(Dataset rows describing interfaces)

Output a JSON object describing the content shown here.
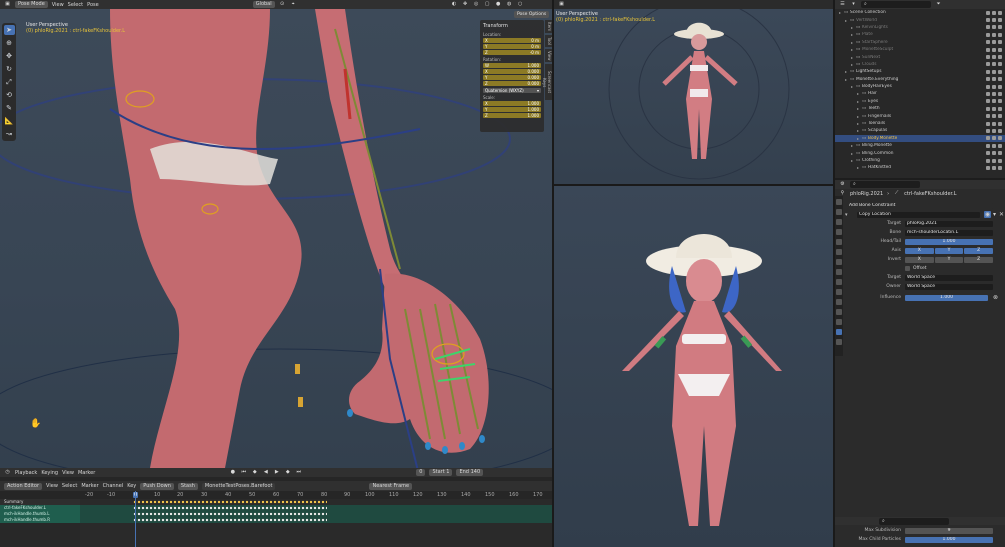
{
  "left_header": {
    "mode": "Pose Mode",
    "menu": [
      "View",
      "Select",
      "Pose"
    ],
    "orientation": "Global"
  },
  "left_viewport": {
    "perspective": "User Perspective",
    "active": "(0) phloRig.2021 : ctrl-fakeFKshoulder.L"
  },
  "npanel": {
    "pose_options": "Pose Options",
    "transform_title": "Transform",
    "location_label": "Location:",
    "location": [
      {
        "axis": "X",
        "value": "0 m"
      },
      {
        "axis": "Y",
        "value": "0 m"
      },
      {
        "axis": "Z",
        "value": "-0 m"
      }
    ],
    "rotation_label": "Rotation:",
    "rotation": [
      {
        "axis": "W",
        "value": "1.000"
      },
      {
        "axis": "X",
        "value": "0.000"
      },
      {
        "axis": "Y",
        "value": "0.000"
      },
      {
        "axis": "Z",
        "value": "0.000"
      }
    ],
    "rotation_mode": "Quaternion (WXYZ)",
    "scale_label": "Scale:",
    "scale": [
      {
        "axis": "X",
        "value": "1.000"
      },
      {
        "axis": "Y",
        "value": "1.000"
      },
      {
        "axis": "Z",
        "value": "1.000"
      }
    ],
    "tabs": [
      "Item",
      "Tool",
      "View",
      "Screencast Keys"
    ]
  },
  "right_top_viewport": {
    "perspective": "User Perspective",
    "active": "(0) phloRig.2021 : ctrl-fakeFKshoulder.L"
  },
  "timeline": {
    "menu": [
      "Playback",
      "Keying",
      "View",
      "Marker"
    ],
    "current_frame": "0",
    "start_label": "Start",
    "start": "1",
    "end_label": "End",
    "end": "140"
  },
  "action_editor": {
    "mode": "Action Editor",
    "menu": [
      "View",
      "Select",
      "Marker",
      "Channel",
      "Key"
    ],
    "push_down": "Push Down",
    "stash": "Stash",
    "action_name": "MonetteTestPoses.Barefoot",
    "snap": "Nearest Frame",
    "ruler": [
      "-20",
      "-10",
      "0",
      "10",
      "20",
      "30",
      "40",
      "50",
      "60",
      "70",
      "80",
      "90",
      "100",
      "110",
      "120",
      "130",
      "140",
      "150",
      "160",
      "170"
    ],
    "channels": [
      {
        "name": "Summary",
        "type": "summary"
      },
      {
        "name": "ctrl-fakeFKshoulder.L",
        "type": "group"
      },
      {
        "name": "mch-ikHandle.thumb.L",
        "type": "group"
      },
      {
        "name": "mch-ikHandle.thumb.R",
        "type": "group"
      }
    ]
  },
  "outliner": {
    "rows": [
      {
        "label": "Scene Collection",
        "level": 0,
        "state": "normal"
      },
      {
        "label": "VertWorld",
        "level": 1,
        "state": "dim"
      },
      {
        "label": "KelvinLights",
        "level": 2,
        "state": "dim"
      },
      {
        "label": "Plate",
        "level": 2,
        "state": "dim"
      },
      {
        "label": "StartSphere",
        "level": 2,
        "state": "dim"
      },
      {
        "label": "MonetteSculpt",
        "level": 2,
        "state": "dim"
      },
      {
        "label": "SunNext",
        "level": 2,
        "state": "dim"
      },
      {
        "label": "Clouds",
        "level": 2,
        "state": "dim"
      },
      {
        "label": "LightSetups",
        "level": 1,
        "state": "normal"
      },
      {
        "label": "Monette.Everything",
        "level": 1,
        "state": "normal"
      },
      {
        "label": "BodyHairEyes",
        "level": 2,
        "state": "normal"
      },
      {
        "label": "Hair",
        "level": 3,
        "state": "normal"
      },
      {
        "label": "Eyes",
        "level": 3,
        "state": "normal"
      },
      {
        "label": "Teeth",
        "level": 3,
        "state": "normal"
      },
      {
        "label": "Fingernails",
        "level": 3,
        "state": "normal"
      },
      {
        "label": "Toenails",
        "level": 3,
        "state": "normal"
      },
      {
        "label": "Scapulas",
        "level": 3,
        "state": "normal"
      },
      {
        "label": "Body.Monette",
        "level": 3,
        "state": "selected"
      },
      {
        "label": "Bling.Monette",
        "level": 2,
        "state": "normal"
      },
      {
        "label": "Bling.Common",
        "level": 2,
        "state": "normal"
      },
      {
        "label": "Clothing",
        "level": 2,
        "state": "normal"
      },
      {
        "label": "HatKnitted",
        "level": 3,
        "state": "normal"
      }
    ]
  },
  "properties": {
    "breadcrumb_rig": "phloRig.2021",
    "breadcrumb_bone": "ctrl-fakeFKshoulder.L",
    "add_constraint": "Add Bone Constraint",
    "constraint_name": "Copy Location",
    "target_label": "Target",
    "target_value": "phloRig.2021",
    "bone_label": "Bone",
    "bone_value": "mch-shoulderLocatin.L",
    "headtail_label": "Head/Tail",
    "headtail_value": "1.000",
    "axis_label": "Axis",
    "invert_label": "Invert",
    "axes": [
      "X",
      "Y",
      "Z"
    ],
    "offset_label": "Offset",
    "target_space_label": "Target",
    "target_space": "World Space",
    "owner_space_label": "Owner",
    "owner_space": "World Space",
    "influence_label": "Influence",
    "influence_value": "1.000",
    "bottom_rows": [
      {
        "label": "Max Subdivision",
        "value": "9"
      },
      {
        "label": "Max Child Particles",
        "value": "1.000"
      }
    ]
  },
  "colors": {
    "selection_blue": "#4772b3",
    "keyframe_yellow": "#f0c24a",
    "active_text": "#e6c33a"
  }
}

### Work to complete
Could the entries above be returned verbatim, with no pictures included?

### Answer box
Output a JSON object describing the content shown here.
{
  "left_header": {
    "mode": "Pose Mode",
    "menu": [
      "View",
      "Select",
      "Pose"
    ],
    "orientation": "Global"
  },
  "left_viewport": {
    "perspective": "User Perspective",
    "active": "(0) phloRig.2021 : ctrl-fakeFKshoulder.L"
  },
  "npanel": {
    "pose_options": "Pose Options",
    "transform_title": "Transform",
    "location_label": "Location:",
    "location": [
      {
        "axis": "X",
        "value": "0 m"
      },
      {
        "axis": "Y",
        "value": "0 m"
      },
      {
        "axis": "Z",
        "value": "-0 m"
      }
    ],
    "rotation_label": "Rotation:",
    "rotation": [
      {
        "axis": "W",
        "value": "1.000"
      },
      {
        "axis": "X",
        "value": "0.000"
      },
      {
        "axis": "Y",
        "value": "0.000"
      },
      {
        "axis": "Z",
        "value": "0.000"
      }
    ],
    "rotation_mode": "Quaternion (WXYZ)",
    "scale_label": "Scale:",
    "scale": [
      {
        "axis": "X",
        "value": "1.000"
      },
      {
        "axis": "Y",
        "value": "1.000"
      },
      {
        "axis": "Z",
        "value": "1.000"
      }
    ],
    "tabs": [
      "Item",
      "Tool",
      "View",
      "Screencast Keys"
    ]
  },
  "right_top_viewport": {
    "perspective": "User Perspective",
    "active": "(0) phloRig.2021 : ctrl-fakeFKshoulder.L"
  },
  "timeline": {
    "menu": [
      "Playback",
      "Keying",
      "View",
      "Marker"
    ],
    "current_frame": "0",
    "start_label": "Start",
    "start": "1",
    "end_label": "End",
    "end": "140"
  },
  "action_editor": {
    "mode": "Action Editor",
    "menu": [
      "View",
      "Select",
      "Marker",
      "Channel",
      "Key"
    ],
    "push_down": "Push Down",
    "stash": "Stash",
    "action_name": "MonetteTestPoses.Barefoot",
    "snap": "Nearest Frame",
    "ruler": [
      "-20",
      "-10",
      "0",
      "10",
      "20",
      "30",
      "40",
      "50",
      "60",
      "70",
      "80",
      "90",
      "100",
      "110",
      "120",
      "130",
      "140",
      "150",
      "160",
      "170"
    ],
    "channels": [
      {
        "name": "Summary",
        "type": "summary"
      },
      {
        "name": "ctrl-fakeFKshoulder.L",
        "type": "group"
      },
      {
        "name": "mch-ikHandle.thumb.L",
        "type": "group"
      },
      {
        "name": "mch-ikHandle.thumb.R",
        "type": "group"
      }
    ]
  },
  "outliner": {
    "rows": [
      {
        "label": "Scene Collection",
        "level": 0,
        "state": "normal"
      },
      {
        "label": "VertWorld",
        "level": 1,
        "state": "dim"
      },
      {
        "label": "KelvinLights",
        "level": 2,
        "state": "dim"
      },
      {
        "label": "Plate",
        "level": 2,
        "state": "dim"
      },
      {
        "label": "StartSphere",
        "level": 2,
        "state": "dim"
      },
      {
        "label": "MonetteSculpt",
        "level": 2,
        "state": "dim"
      },
      {
        "label": "SunNext",
        "level": 2,
        "state": "dim"
      },
      {
        "label": "Clouds",
        "level": 2,
        "state": "dim"
      },
      {
        "label": "LightSetups",
        "level": 1,
        "state": "normal"
      },
      {
        "label": "Monette.Everything",
        "level": 1,
        "state": "normal"
      },
      {
        "label": "BodyHairEyes",
        "level": 2,
        "state": "normal"
      },
      {
        "label": "Hair",
        "level": 3,
        "state": "normal"
      },
      {
        "label": "Eyes",
        "level": 3,
        "state": "normal"
      },
      {
        "label": "Teeth",
        "level": 3,
        "state": "normal"
      },
      {
        "label": "Fingernails",
        "level": 3,
        "state": "normal"
      },
      {
        "label": "Toenails",
        "level": 3,
        "state": "normal"
      },
      {
        "label": "Scapulas",
        "level": 3,
        "state": "normal"
      },
      {
        "label": "Body.Monette",
        "level": 3,
        "state": "selected"
      },
      {
        "label": "Bling.Monette",
        "level": 2,
        "state": "normal"
      },
      {
        "label": "Bling.Common",
        "level": 2,
        "state": "normal"
      },
      {
        "label": "Clothing",
        "level": 2,
        "state": "normal"
      },
      {
        "label": "HatKnitted",
        "level": 3,
        "state": "normal"
      }
    ]
  },
  "properties": {
    "breadcrumb_rig": "phloRig.2021",
    "breadcrumb_bone": "ctrl-fakeFKshoulder.L",
    "add_constraint": "Add Bone Constraint",
    "constraint_name": "Copy Location",
    "target_label": "Target",
    "target_value": "phloRig.2021",
    "bone_label": "Bone",
    "bone_value": "mch-shoulderLocatin.L",
    "headtail_label": "Head/Tail",
    "headtail_value": "1.000",
    "axis_label": "Axis",
    "invert_label": "Invert",
    "axes": [
      "X",
      "Y",
      "Z"
    ],
    "offset_label": "Offset",
    "target_space_label": "Target",
    "target_space": "World Space",
    "owner_space_label": "Owner",
    "owner_space": "World Space",
    "influence_label": "Influence",
    "influence_value": "1.000",
    "bottom_rows": [
      {
        "label": "Max Subdivision",
        "value": "9"
      },
      {
        "label": "Max Child Particles",
        "value": "1.000"
      }
    ]
  },
  "colors": {
    "selection_blue": "#4772b3",
    "keyframe_yellow": "#f0c24a",
    "active_text": "#e6c33a"
  }
}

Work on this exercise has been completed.